The answer depends on both your current position and your digital strategy.
A hyper local business, with little competition might focus on Local SEO
A new ecommerce business competing against established online retailers will take time to build competing search results, so a Paid Search campaign might be the best place to start
Some factors to consider…
- How quickly do you need leads or sales?
- How much website authority do you have?
- What’s the competition like for your top keywords?
- What is the cost per click for your target keywords?
SEO and PPC
If you have the budget, SEO and PPC activity can compliment each other well. Different algorithms apply, so you will not be competing with yourself.
The advantages of doing both include …
- Keyword research from PPC can be used for SEO
- High cost PPC keywords can be targeted for SEO
- A/B testing in PPC can inform website content and landing pages
- Ability to talk to different stages of the sales funnel
- Increase brand “online street shout” by being more visible more often
Where to start?
Both SEO and PPC drive visits to your website, so the place to start is there. Make sure that your customer journey is clear, that your content is relevant and useful to your customers and that your calls to action are clear.
Optimise your website metadata and content for search. Check that you don’t have broken links, that each page has a unique page title and description, and that your keywords are well placed and woven naturally through your copy.
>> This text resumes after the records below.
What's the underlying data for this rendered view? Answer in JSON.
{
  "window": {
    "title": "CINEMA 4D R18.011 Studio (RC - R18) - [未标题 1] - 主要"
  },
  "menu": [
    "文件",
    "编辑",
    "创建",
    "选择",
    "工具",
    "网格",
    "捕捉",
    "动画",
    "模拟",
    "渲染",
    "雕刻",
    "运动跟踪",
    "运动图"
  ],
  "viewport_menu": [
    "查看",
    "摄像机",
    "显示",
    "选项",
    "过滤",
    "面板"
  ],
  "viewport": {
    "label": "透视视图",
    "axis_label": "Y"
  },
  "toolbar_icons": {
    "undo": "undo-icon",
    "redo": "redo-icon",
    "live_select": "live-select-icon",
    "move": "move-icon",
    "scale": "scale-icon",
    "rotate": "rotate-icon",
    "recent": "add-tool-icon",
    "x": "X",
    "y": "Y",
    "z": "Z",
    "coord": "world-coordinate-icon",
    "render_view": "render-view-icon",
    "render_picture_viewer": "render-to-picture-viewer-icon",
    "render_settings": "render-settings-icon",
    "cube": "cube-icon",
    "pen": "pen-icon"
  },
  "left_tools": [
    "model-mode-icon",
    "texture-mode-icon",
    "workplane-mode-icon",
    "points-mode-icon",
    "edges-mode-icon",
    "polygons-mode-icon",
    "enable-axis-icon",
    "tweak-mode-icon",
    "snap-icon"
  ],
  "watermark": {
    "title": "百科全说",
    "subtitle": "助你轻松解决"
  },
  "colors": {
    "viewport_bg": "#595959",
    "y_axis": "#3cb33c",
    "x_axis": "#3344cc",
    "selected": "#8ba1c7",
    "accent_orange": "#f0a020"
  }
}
Don’t forget that Google can’t read images (yet), so all pictures should have Alt-Text to tell Google what they are.
If your website authority score is low, consider PPC whilst you are working on growing your organic traffic. PPC works more quickly, so will give you more leads initially, plus learnings to apply to your SEO activity.
Experiment! A/B test your ideas using PPC, and apply the learnings to your website content and SEO plan.
Use both Short-tail and Long Tail keywords – Short-tail keywords may describe in 3 words what you want to be famous for, but it’s hard to make them unique. Long Tail keywords may be less frequently searched, but you are more likely to come up first if they match something unique about you.
SEO and PPC are both great strategies for getting new traffic to your website, they also compliment each other if you have the budget for both. If that’s not the case, (which is not unusual), consider the points in the article before deciding which to invest in. Alternatively, contact us for a chat and advice about what might work best for you.